-- Opening Marker --

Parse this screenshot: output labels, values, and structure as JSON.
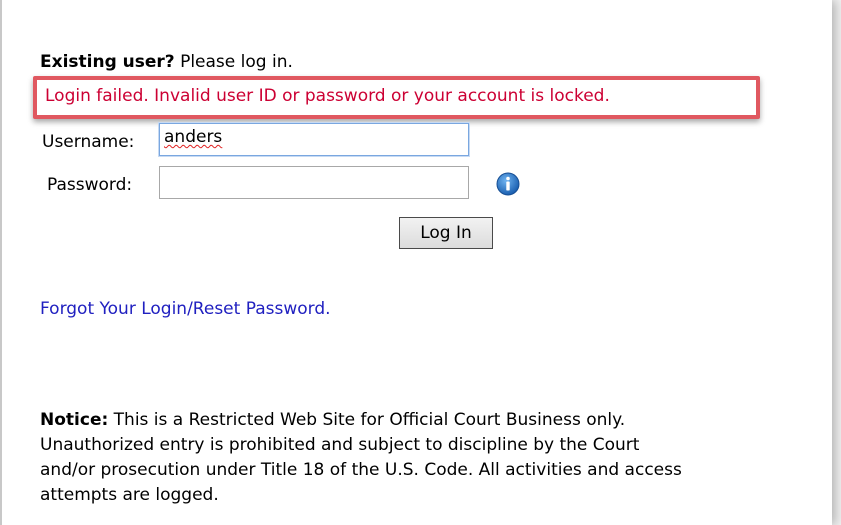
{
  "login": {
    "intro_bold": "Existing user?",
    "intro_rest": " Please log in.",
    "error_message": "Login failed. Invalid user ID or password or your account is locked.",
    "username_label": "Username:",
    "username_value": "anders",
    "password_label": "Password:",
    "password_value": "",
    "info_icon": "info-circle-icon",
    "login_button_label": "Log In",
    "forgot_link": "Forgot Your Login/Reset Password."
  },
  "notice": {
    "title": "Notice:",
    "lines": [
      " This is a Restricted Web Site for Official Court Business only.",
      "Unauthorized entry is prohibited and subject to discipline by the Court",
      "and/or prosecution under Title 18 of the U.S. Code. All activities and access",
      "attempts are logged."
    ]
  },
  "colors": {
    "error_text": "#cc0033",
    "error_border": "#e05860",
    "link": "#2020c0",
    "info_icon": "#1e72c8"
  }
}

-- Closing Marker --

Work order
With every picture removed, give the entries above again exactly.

Your response
Parse this screenshot: output labels, values, and structure as JSON.
{
  "login": {
    "intro_bold": "Existing user?",
    "intro_rest": " Please log in.",
    "error_message": "Login failed. Invalid user ID or password or your account is locked.",
    "username_label": "Username:",
    "username_value": "anders",
    "password_label": "Password:",
    "password_value": "",
    "info_icon": "info-circle-icon",
    "login_button_label": "Log In",
    "forgot_link": "Forgot Your Login/Reset Password."
  },
  "notice": {
    "title": "Notice:",
    "lines": [
      " This is a Restricted Web Site for Official Court Business only.",
      "Unauthorized entry is prohibited and subject to discipline by the Court",
      "and/or prosecution under Title 18 of the U.S. Code. All activities and access",
      "attempts are logged."
    ]
  },
  "colors": {
    "error_text": "#cc0033",
    "error_border": "#e05860",
    "link": "#2020c0",
    "info_icon": "#1e72c8"
  }
}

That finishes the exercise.